Mumbai, June 20 -- It is a tough job for a TV show to sustain high TV ratings, but it is tougher to star in a comedy serial for seven years.
TV star Dilip Joshi, lead actor of the hit comedy serial, which completes seven years of success next month, admits it is taxing. Here, he wishes comedy shows in India had seasons to help generate better content, and engage the audience.
You've recently lost a lot of weight...
I have been trying to lose weight for the past few years now. I was getting lethargic and wanted to be healthier to be able to work 12 hours a day. This year, I stuck to my resolve, and lost about 9 kg. I stopped eating fried food, and walked an hour daily for a month. So, it worked.
You even got a compliment from Salman Khan for it.
Yes, that was a pleasant surprise. I met Salmanji at an awards function, and was surprised when he complimented me. It's a big deal for me that he noticed the change in my appearance. Since he remembers me [from my show or the films I have done with him earlier] as plump, now with my missing paunch and defined jawline, he was quite surprised.
You have worked in films like Maine Pyar Kiya (1989) and Hum Aapke Hain...Koun! (1994). But you didn't take up any more film projects. Why?
I didn't get any good offers, as the heroes ended up doing everything in films - from action, romance, comedy and drama to negative roles. There isn't much left for others to do. Moreover, I am not ambitious or glamour-struck. Back then, there were no small-budget movies that gave actors a chance to showcase their talent. And now, when I get offers, I am too busy with my TV show to take them up.
What has been the most challenging thing for you during your stint with this show?
The biggest challenge is to sustain our momentum and not get complacent. We have managed seven years without taking a time leap in the show. While TV shows go off air in months, and even many super-hit shows come to an end, we have maintained our standard, and the credit goes to our producer, Asit Kumar Modi. Perhaps, our simple and plain humour has struck a chord with the audience. It's a blessing that we are still sane as it's tough to shoot 12 hours a day to bring out a daily episode.
Why do you think very few comedy shows have been able to sustain audiences for this long in India?

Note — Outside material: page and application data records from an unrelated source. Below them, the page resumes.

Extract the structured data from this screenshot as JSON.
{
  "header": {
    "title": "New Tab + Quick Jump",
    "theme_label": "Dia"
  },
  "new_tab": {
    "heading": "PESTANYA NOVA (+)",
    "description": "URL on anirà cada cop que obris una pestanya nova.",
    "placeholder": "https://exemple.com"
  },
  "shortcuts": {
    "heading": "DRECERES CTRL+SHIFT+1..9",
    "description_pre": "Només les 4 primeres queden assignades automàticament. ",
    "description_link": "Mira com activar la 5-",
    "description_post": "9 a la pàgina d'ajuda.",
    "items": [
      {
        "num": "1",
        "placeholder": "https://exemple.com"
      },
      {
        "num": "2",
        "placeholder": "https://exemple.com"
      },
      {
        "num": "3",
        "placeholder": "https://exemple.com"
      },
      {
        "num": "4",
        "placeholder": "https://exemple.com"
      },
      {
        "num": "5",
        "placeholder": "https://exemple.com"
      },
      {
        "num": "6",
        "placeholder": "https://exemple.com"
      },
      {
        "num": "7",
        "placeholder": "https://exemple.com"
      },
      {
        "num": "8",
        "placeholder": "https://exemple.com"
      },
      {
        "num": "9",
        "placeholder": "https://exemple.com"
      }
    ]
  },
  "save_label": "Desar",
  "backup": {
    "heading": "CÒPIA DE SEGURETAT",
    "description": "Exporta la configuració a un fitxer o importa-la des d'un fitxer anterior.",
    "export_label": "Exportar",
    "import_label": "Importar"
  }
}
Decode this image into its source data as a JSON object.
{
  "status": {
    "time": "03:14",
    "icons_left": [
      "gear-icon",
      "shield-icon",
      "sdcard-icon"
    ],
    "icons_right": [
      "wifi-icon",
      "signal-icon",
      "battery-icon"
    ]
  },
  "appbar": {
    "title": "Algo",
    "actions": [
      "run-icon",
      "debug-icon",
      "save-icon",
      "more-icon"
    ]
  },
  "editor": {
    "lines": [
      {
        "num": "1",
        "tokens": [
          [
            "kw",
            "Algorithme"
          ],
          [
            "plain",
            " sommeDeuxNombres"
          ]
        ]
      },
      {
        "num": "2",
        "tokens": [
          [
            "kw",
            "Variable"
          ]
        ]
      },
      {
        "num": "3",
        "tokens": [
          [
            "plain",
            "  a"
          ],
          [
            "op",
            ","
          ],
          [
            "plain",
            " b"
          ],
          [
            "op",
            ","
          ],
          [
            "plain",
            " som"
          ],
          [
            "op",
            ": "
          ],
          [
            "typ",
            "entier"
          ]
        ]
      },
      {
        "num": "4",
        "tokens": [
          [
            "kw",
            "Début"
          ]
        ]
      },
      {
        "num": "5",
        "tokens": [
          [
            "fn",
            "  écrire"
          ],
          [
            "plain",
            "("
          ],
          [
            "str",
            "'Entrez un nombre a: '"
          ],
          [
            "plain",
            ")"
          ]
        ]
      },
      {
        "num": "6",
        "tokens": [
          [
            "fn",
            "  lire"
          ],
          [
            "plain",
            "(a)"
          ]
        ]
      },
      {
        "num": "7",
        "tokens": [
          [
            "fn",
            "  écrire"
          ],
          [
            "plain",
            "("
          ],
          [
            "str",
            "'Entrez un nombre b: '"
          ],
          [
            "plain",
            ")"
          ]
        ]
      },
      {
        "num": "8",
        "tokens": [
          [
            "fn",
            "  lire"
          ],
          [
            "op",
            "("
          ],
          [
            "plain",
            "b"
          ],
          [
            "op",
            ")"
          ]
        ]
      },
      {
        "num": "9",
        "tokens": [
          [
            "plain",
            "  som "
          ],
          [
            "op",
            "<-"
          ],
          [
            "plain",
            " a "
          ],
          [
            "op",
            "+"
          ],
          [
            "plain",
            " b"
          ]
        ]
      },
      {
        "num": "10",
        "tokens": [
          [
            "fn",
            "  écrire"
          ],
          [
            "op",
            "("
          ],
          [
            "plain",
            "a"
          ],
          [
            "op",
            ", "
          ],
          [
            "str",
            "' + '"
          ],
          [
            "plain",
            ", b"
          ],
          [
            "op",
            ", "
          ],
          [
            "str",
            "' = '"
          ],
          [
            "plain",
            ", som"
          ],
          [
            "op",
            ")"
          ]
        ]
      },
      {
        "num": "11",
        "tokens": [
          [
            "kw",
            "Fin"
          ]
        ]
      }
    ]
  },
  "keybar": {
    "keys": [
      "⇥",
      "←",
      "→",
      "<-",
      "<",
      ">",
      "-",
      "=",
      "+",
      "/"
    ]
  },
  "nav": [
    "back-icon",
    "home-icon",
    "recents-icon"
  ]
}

Writers eventually run out of good stuff. To churn out a funny story daily is tough. Channels should chalk out plans for seasons, so that writers can work out better stores, and get a break too.